The organisations that plotted the 2002 coup attempt in Venezuela were funded by the NED, effectively working in tandem with administration official Otto Reich, who met and planned with the coup plotters.
In Haiti, the International Republican Institute, closely associated with the NED, manufactured a “democratic opposition” group (the Democratic Convergence and the Group of 184); when it couldn’t get anywhere by electoral means (Aristide offered an election, but he would have won overwhelmingly), the same groups created a campaign of violence that ended in a US kidnapping of Aristide in February 2004.
Democracy promotion should be made of sterner stuff and yet, in the face of all this, the refrain is still somehow that the US is trying to bring democracy to Iraq, but simply failing to do so.
The truth is that the US has made its goals and long-term policy in Iraq clear.
On 17 April 2003, the New York Times ran an article about US plans for four permanent military bases in Iraq.
In May, the US rammed Resolution 1483 through the Security Council; this gives the “coalition” control of Iraq’s oil revenues.
In September, Paul Bremer passed laws allowing for 100% foreign ownership of most Iraqi companies, calling for a 15% flat tax, and more.
Paul Bremer permits the full
Now, we have an interim law that requires that the new “sovereign” government of Iraq keeps those illegally passed laws without alteration until after new elections.
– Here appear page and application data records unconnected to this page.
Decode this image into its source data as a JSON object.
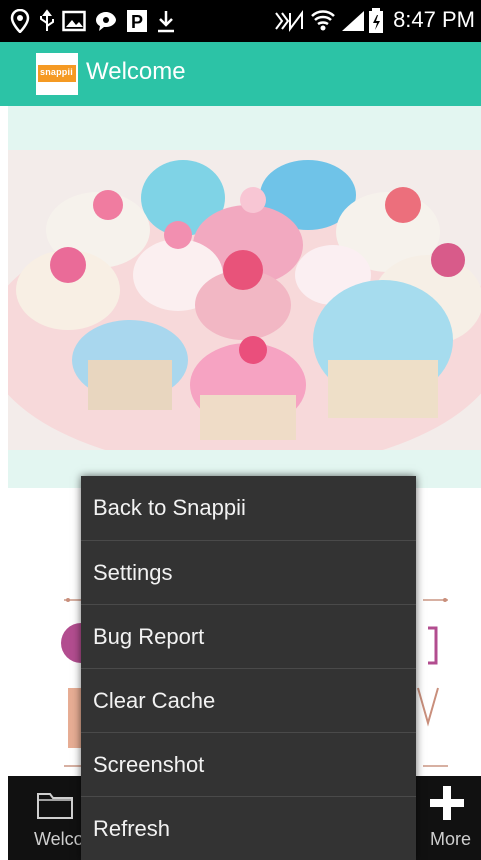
{
  "status_bar": {
    "time": "8:47 PM"
  },
  "app_bar": {
    "title": "Welcome",
    "logo_text": "snappii"
  },
  "menu": {
    "items": [
      {
        "label": "Back to Snappii"
      },
      {
        "label": "Settings"
      },
      {
        "label": "Bug Report"
      },
      {
        "label": "Clear Cache"
      },
      {
        "label": "Screenshot"
      },
      {
        "label": "Refresh"
      }
    ]
  },
  "bottom_nav": {
    "tabs": [
      {
        "label": "Welcome",
        "icon": "folder-icon"
      },
      {
        "label": "More",
        "icon": "plus-icon"
      }
    ]
  },
  "colors": {
    "accent": "#2cc3a6",
    "mint": "#e3f6f1",
    "menu_bg": "#333333"
  }
}
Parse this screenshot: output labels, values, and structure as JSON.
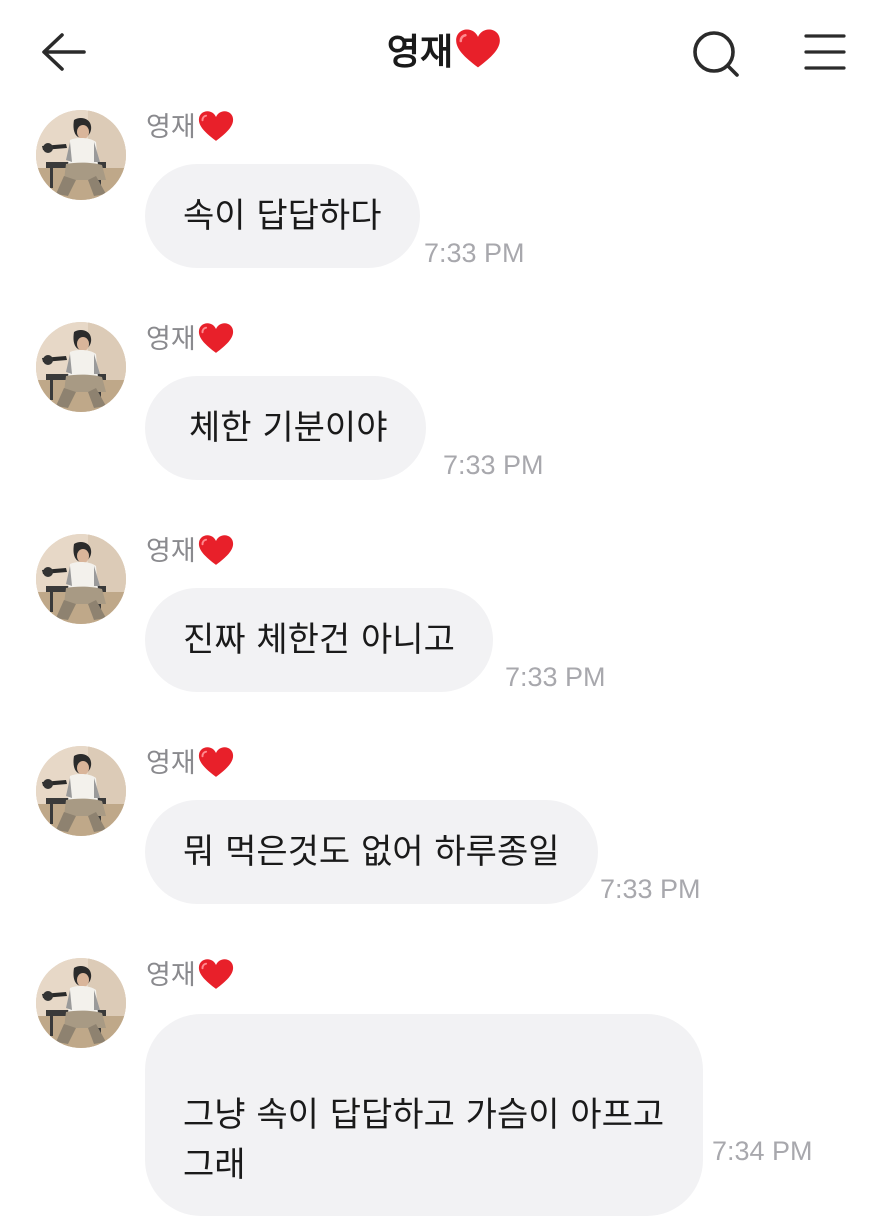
{
  "header": {
    "title": "영재",
    "back_icon": "back-arrow-icon",
    "search_icon": "search-icon",
    "menu_icon": "hamburger-menu-icon"
  },
  "colors": {
    "bubble": "#f2f2f4",
    "heart": "#e8202a",
    "timestamp": "#a8a8ad",
    "sender": "#8a8a8e"
  },
  "messages": [
    {
      "sender": "영재",
      "text": "속이 답답하다",
      "time": "7:33 PM"
    },
    {
      "sender": "영재",
      "text": "체한 기분이야",
      "time": "7:33 PM"
    },
    {
      "sender": "영재",
      "text": "진짜 체한건 아니고",
      "time": "7:33 PM"
    },
    {
      "sender": "영재",
      "text": "뭐 먹은것도 없어 하루종일",
      "time": "7:33 PM"
    },
    {
      "sender": "영재",
      "text": "그냥 속이 답답하고 가슴이 아프고\n그래",
      "time": "7:34 PM"
    }
  ]
}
The four military bases have become 14.
The US will maintain a force of more than 130,000 troops in Iraq, but will also appoint Lieutenant General Ricardo Sanchez as commander of the new Iraqi “army”.
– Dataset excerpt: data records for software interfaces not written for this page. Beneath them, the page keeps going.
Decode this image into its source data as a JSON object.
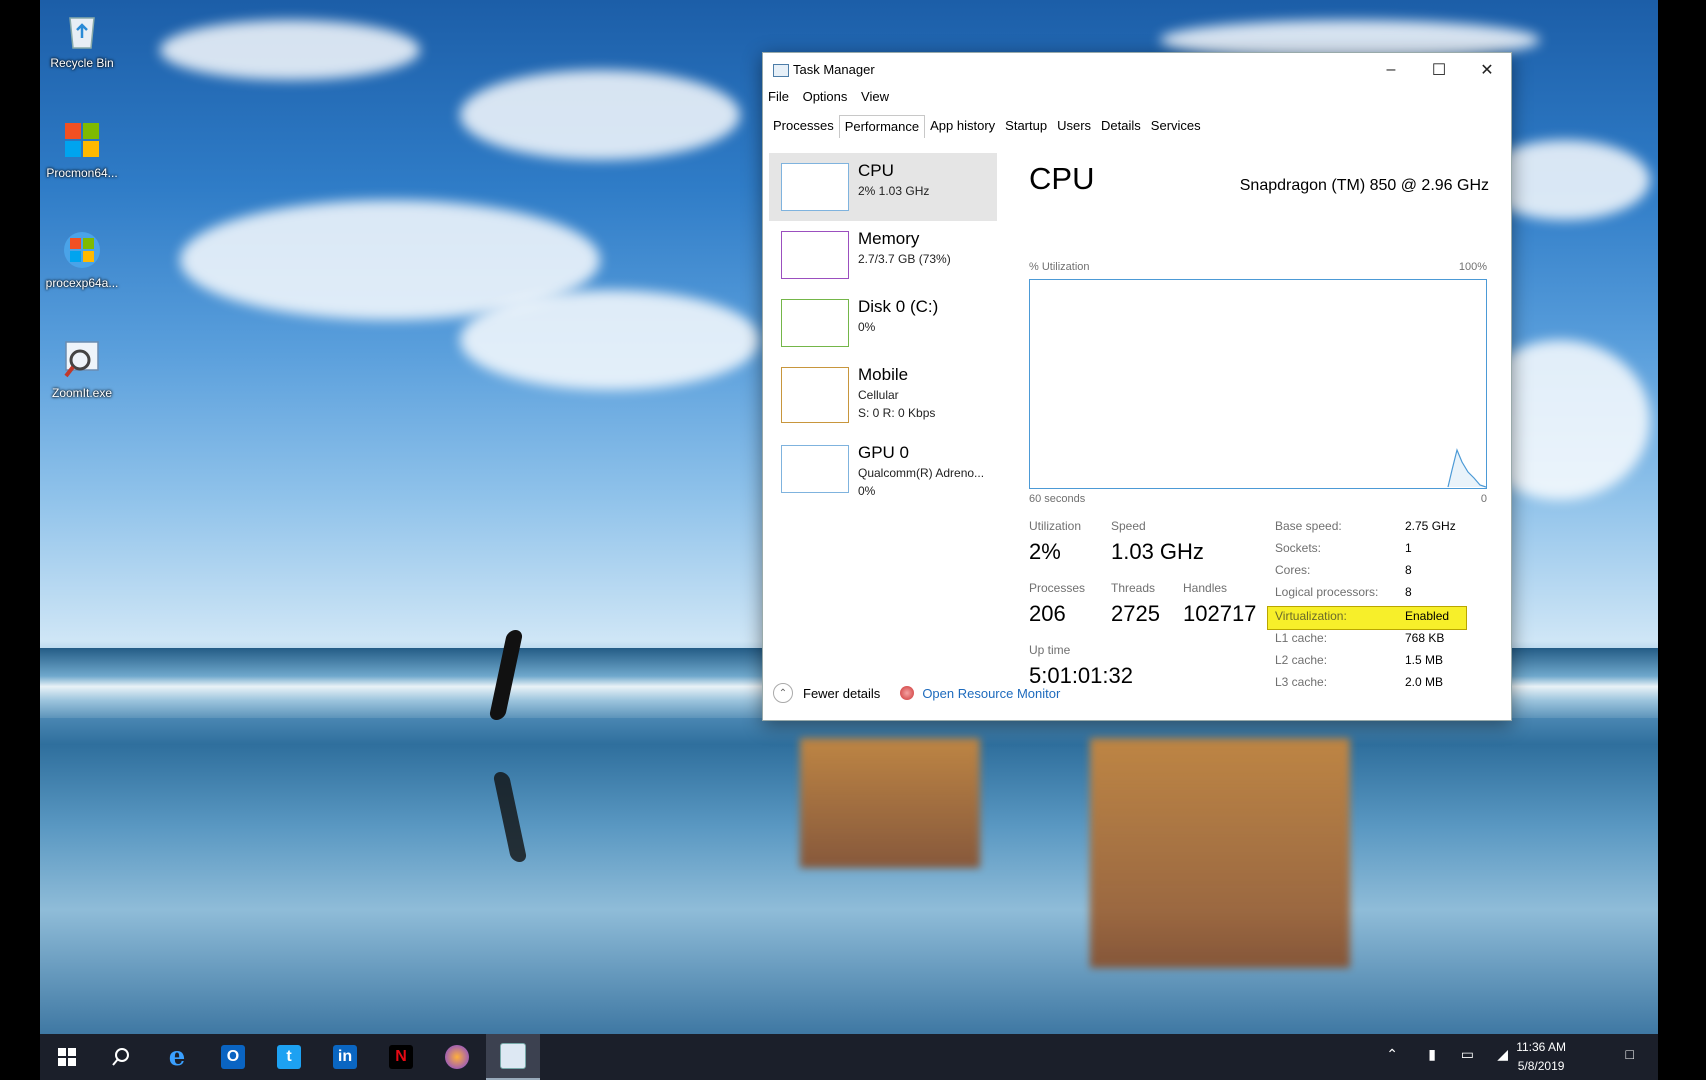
{
  "desktop": {
    "icons": [
      {
        "label": "Recycle Bin",
        "icon": "recycle-bin-icon"
      },
      {
        "label": "Procmon64...",
        "icon": "windows-app-icon"
      },
      {
        "label": "procexp64a...",
        "icon": "windows-app-icon"
      },
      {
        "label": "ZoomIt.exe",
        "icon": "magnifier-icon"
      }
    ]
  },
  "window": {
    "title": "Task Manager",
    "menu": [
      "File",
      "Options",
      "View"
    ],
    "tabs": [
      "Processes",
      "Performance",
      "App history",
      "Startup",
      "Users",
      "Details",
      "Services"
    ],
    "selected_tab": "Performance"
  },
  "sidebar": {
    "items": [
      {
        "name": "CPU",
        "sub": "2%  1.03 GHz",
        "sub2": ""
      },
      {
        "name": "Memory",
        "sub": "2.7/3.7 GB (73%)",
        "sub2": ""
      },
      {
        "name": "Disk 0 (C:)",
        "sub": "0%",
        "sub2": ""
      },
      {
        "name": "Mobile",
        "sub": "Cellular",
        "sub2": "S: 0  R: 0 Kbps"
      },
      {
        "name": "GPU 0",
        "sub": "Qualcomm(R) Adreno...",
        "sub2": "0%"
      }
    ],
    "colors": {
      "cpu": "#7fb3de",
      "memory": "#9b4fbf",
      "disk": "#74b649",
      "mobile": "#c8963d",
      "gpu": "#7fb3de"
    }
  },
  "main": {
    "title": "CPU",
    "model": "Snapdragon (TM) 850 @ 2.96 GHz",
    "graph": {
      "y_label": "% Utilization",
      "y_max_label": "100%",
      "x_left_label": "60 seconds",
      "x_right_label": "0",
      "line_color": "#4c9ad6"
    },
    "stats": {
      "utilization_label": "Utilization",
      "utilization": "2%",
      "speed_label": "Speed",
      "speed": "1.03 GHz",
      "processes_label": "Processes",
      "processes": "206",
      "threads_label": "Threads",
      "threads": "2725",
      "handles_label": "Handles",
      "handles": "102717",
      "uptime_label": "Up time",
      "uptime": "5:01:01:32"
    },
    "info": [
      {
        "key": "Base speed:",
        "value": "2.75 GHz"
      },
      {
        "key": "Sockets:",
        "value": "1"
      },
      {
        "key": "Cores:",
        "value": "8"
      },
      {
        "key": "Logical processors:",
        "value": "8"
      },
      {
        "key": "Virtualization:",
        "value": "Enabled"
      },
      {
        "key": "L1 cache:",
        "value": "768 KB"
      },
      {
        "key": "L2 cache:",
        "value": "1.5 MB"
      },
      {
        "key": "L3 cache:",
        "value": "2.0 MB"
      }
    ],
    "highlight_color": "#f7ef2a"
  },
  "footer": {
    "fewer_details": "Fewer details",
    "open_resource_monitor": "Open Resource Monitor"
  },
  "taskbar": {
    "time": "11:36 AM",
    "date": "5/8/2019",
    "apps": [
      "start-icon",
      "search-icon",
      "edge-icon",
      "outlook-icon",
      "twitter-icon",
      "linkedin-icon",
      "netflix-icon",
      "firefox-icon",
      "task-manager-icon"
    ]
  }
}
The new US ambassador, John Negroponte, who was known as “proconsul” when he was ambassador to Honduras in the 1980s and responsible for running a large part of the Reagan administration’s dirty war against the Sandinistas, told the Senate foreign relations committee that the new sovereign government would “not need law-making authority”.
What is a sovereign government with a foreign occupying army, no army under its own command, no law-making authority, and no control over its own revenues?
The Bush administration may well wish to have elections in Iraq at some future point.
In Afghanistan, it has been pushing swift elections even though only 15% of Afghans are registered to vote (in Iraq, the food ration cards make a serviceable voter registration system).
It will be overjoyed to have elections as long as there is only one candidate (of whom they approve) or as long as the result is under control, the way it would be in Afghanistan.
Voter registration in Afghanistan
The real goals are and have been clear since before the war.
Iraq must be made a permanent military outpost of an expansionist American military-imperial network that includes, in a looser sense, much of eastern Europe, central Asia, and the Middle East.
Its government should be a tightly controlled client state, not a client state with its own independent agendas, as Saudi Arabia has been.
The oil of the Middle East is now too important, not just as a source of supply to the US, but as a source of leverage over the other powers that need it (Europe, China and Japan) to allow Arabs more than a marginal degree of control over it.
That is the true transformation of the Middle East.
Not towards greater democracy or more elections, but toward greater and more overt American military/political domination.
In so far as elections and protecting human rights advance that goal, the US will push for them; if collective punishment, the massacre of civilians, torture, and authoritarianism advance the goal, Falluja and Abu Ghraib show that the US can do that too.
Rahul Mahajan is publisher of the blog EmpireNotes.org and author of Full Spectrum Dominance: US Power in Iraq and Beyond. He can be reached at email@example.com